But attempts to calm the situation in Sierra Leone failed. The RUF rebels, supported by neighboring Liberia, continued to control most of the diamond deposits in Sierra Leone. Several hundred UN soldiers were temporarily under violence by the rebels (May 2000). The UN troops (the world’s largest UN peacekeeping force was stationed in Sierra Leone at the time) could not do their job. From 2001, the mining of diamonds in the east of Sierra Leone was temporarily banned to undermine the rebels’ source of money. In April 2001, the RUF again agreed to peace negotiations with the government and disarmament; this was completed in January 2002; President Kabbah officially declared the civil war ended this month.In May 2002 Kabbah was confirmed as president; in the parliamentary elections, the RUFP went away empty-handed. Mismanagement, the consequences of the economic embargo and rapid population growth despite completely inadequate medical care led to repeated supply shortages and famines among the population.
Way to normality

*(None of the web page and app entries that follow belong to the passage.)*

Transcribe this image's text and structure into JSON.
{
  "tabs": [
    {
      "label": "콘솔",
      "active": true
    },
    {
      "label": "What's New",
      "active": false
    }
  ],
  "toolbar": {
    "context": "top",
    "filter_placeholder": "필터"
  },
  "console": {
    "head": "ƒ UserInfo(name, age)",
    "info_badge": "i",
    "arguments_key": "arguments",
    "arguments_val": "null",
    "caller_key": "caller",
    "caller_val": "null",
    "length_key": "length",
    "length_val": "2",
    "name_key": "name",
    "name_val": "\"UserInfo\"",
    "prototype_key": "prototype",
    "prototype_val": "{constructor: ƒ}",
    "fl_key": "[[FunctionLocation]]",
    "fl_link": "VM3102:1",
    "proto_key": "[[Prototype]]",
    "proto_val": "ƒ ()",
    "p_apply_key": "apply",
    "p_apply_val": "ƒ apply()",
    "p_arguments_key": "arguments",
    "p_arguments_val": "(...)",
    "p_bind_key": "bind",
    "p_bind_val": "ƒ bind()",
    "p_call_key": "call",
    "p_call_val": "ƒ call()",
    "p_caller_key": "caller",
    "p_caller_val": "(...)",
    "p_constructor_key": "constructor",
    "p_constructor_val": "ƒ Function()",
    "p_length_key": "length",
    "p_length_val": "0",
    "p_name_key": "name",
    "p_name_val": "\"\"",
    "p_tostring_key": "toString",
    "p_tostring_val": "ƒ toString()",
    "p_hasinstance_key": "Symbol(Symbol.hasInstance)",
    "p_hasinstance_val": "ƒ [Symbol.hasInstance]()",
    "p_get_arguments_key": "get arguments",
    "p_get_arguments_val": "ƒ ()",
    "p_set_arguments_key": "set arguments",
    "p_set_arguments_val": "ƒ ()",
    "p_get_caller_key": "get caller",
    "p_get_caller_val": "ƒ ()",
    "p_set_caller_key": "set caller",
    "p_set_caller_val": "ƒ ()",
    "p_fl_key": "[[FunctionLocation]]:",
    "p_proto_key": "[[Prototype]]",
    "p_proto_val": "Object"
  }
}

Nevertheless, the country is on the way back to normal. The mandate of the UN peacekeeping force UNAMISIL ended at the end of 2005. The presidential and parliamentary elections of August 2007 were fair and peaceful. They ushered in a phase of stabilization: the opposition party All People’s Congress (APC) received a stable majority and its candidate Ernest Bai Koroma became the new president. Five surviving leaders of the civil war were sentenced to long prison terms in front of the UN-supported Special Court for Sierra Leone in Freetown. With the pronouncement of judgment against the last three out of eight defendants, the Court completed its work in Freetown in November 2009. Koroma was confirmed in office in the November 2012 presidential election.